Entries from a dataset of interfaces →
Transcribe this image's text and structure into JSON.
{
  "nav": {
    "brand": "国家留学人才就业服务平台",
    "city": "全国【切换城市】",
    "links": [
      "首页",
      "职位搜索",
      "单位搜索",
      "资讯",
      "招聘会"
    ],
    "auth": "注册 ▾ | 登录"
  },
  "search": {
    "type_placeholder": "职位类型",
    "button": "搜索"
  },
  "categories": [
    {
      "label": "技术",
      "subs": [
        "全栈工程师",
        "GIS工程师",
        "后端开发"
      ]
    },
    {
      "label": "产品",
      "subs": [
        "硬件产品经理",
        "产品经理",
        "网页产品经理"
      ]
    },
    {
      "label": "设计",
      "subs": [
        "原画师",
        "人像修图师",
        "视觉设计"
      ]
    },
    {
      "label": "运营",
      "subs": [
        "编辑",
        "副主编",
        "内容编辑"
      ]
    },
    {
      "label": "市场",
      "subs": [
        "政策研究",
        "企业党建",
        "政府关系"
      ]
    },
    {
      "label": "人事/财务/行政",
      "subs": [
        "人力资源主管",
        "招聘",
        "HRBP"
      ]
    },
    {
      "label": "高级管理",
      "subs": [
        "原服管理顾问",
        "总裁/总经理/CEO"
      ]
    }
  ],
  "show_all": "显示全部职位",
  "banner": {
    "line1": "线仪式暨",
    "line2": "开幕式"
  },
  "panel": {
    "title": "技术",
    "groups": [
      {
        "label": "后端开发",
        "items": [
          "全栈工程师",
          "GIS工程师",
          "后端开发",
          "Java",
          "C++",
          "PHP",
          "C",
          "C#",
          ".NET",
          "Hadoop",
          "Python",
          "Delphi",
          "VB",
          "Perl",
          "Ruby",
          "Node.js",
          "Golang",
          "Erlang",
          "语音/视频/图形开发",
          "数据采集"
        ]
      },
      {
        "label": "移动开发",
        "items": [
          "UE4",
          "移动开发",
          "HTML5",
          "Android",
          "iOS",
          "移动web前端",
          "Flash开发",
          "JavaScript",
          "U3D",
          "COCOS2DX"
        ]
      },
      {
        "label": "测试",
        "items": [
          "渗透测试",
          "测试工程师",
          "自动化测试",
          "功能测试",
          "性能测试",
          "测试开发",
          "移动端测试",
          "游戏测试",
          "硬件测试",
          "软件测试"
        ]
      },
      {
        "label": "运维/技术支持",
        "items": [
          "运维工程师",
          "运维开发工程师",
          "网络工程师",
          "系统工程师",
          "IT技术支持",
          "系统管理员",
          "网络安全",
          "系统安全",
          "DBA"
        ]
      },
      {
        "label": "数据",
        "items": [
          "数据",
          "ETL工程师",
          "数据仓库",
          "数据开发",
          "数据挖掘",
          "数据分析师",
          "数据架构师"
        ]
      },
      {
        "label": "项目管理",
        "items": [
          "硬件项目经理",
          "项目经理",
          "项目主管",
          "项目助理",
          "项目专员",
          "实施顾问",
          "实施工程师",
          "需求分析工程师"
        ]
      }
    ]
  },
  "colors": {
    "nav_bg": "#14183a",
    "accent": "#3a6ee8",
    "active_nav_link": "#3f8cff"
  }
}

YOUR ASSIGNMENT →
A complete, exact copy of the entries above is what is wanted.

SOLUTION TO THIS TASK →
Transcribe this image's text and structure into JSON.
{
  "nav": {
    "brand": "国家留学人才就业服务平台",
    "city": "全国【切换城市】",
    "links": [
      "首页",
      "职位搜索",
      "单位搜索",
      "资讯",
      "招聘会"
    ],
    "auth": "注册 ▾ | 登录"
  },
  "search": {
    "type_placeholder": "职位类型",
    "button": "搜索"
  },
  "categories": [
    {
      "label": "技术",
      "subs": [
        "全栈工程师",
        "GIS工程师",
        "后端开发"
      ]
    },
    {
      "label": "产品",
      "subs": [
        "硬件产品经理",
        "产品经理",
        "网页产品经理"
      ]
    },
    {
      "label": "设计",
      "subs": [
        "原画师",
        "人像修图师",
        "视觉设计"
      ]
    },
    {
      "label": "运营",
      "subs": [
        "编辑",
        "副主编",
        "内容编辑"
      ]
    },
    {
      "label": "市场",
      "subs": [
        "政策研究",
        "企业党建",
        "政府关系"
      ]
    },
    {
      "label": "人事/财务/行政",
      "subs": [
        "人力资源主管",
        "招聘",
        "HRBP"
      ]
    },
    {
      "label": "高级管理",
      "subs": [
        "原服管理顾问",
        "总裁/总经理/CEO"
      ]
    }
  ],
  "show_all": "显示全部职位",
  "banner": {
    "line1": "线仪式暨",
    "line2": "开幕式"
  },
  "panel": {
    "title": "技术",
    "groups": [
      {
        "label": "后端开发",
        "items": [
          "全栈工程师",
          "GIS工程师",
          "后端开发",
          "Java",
          "C++",
          "PHP",
          "C",
          "C#",
          ".NET",
          "Hadoop",
          "Python",
          "Delphi",
          "VB",
          "Perl",
          "Ruby",
          "Node.js",
          "Golang",
          "Erlang",
          "语音/视频/图形开发",
          "数据采集"
        ]
      },
      {
        "label": "移动开发",
        "items": [
          "UE4",
          "移动开发",
          "HTML5",
          "Android",
          "iOS",
          "移动web前端",
          "Flash开发",
          "JavaScript",
          "U3D",
          "COCOS2DX"
        ]
      },
      {
        "label": "测试",
        "items": [
          "渗透测试",
          "测试工程师",
          "自动化测试",
          "功能测试",
          "性能测试",
          "测试开发",
          "移动端测试",
          "游戏测试",
          "硬件测试",
          "软件测试"
        ]
      },
      {
        "label": "运维/技术支持",
        "items": [
          "运维工程师",
          "运维开发工程师",
          "网络工程师",
          "系统工程师",
          "IT技术支持",
          "系统管理员",
          "网络安全",
          "系统安全",
          "DBA"
        ]
      },
      {
        "label": "数据",
        "items": [
          "数据",
          "ETL工程师",
          "数据仓库",
          "数据开发",
          "数据挖掘",
          "数据分析师",
          "数据架构师"
        ]
      },
      {
        "label": "项目管理",
        "items": [
          "硬件项目经理",
          "项目经理",
          "项目主管",
          "项目助理",
          "项目专员",
          "实施顾问",
          "实施工程师",
          "需求分析工程师"
        ]
      }
    ]
  },
  "colors": {
    "nav_bg": "#14183a",
    "accent": "#3a6ee8",
    "active_nav_link": "#3f8cff"
  }
}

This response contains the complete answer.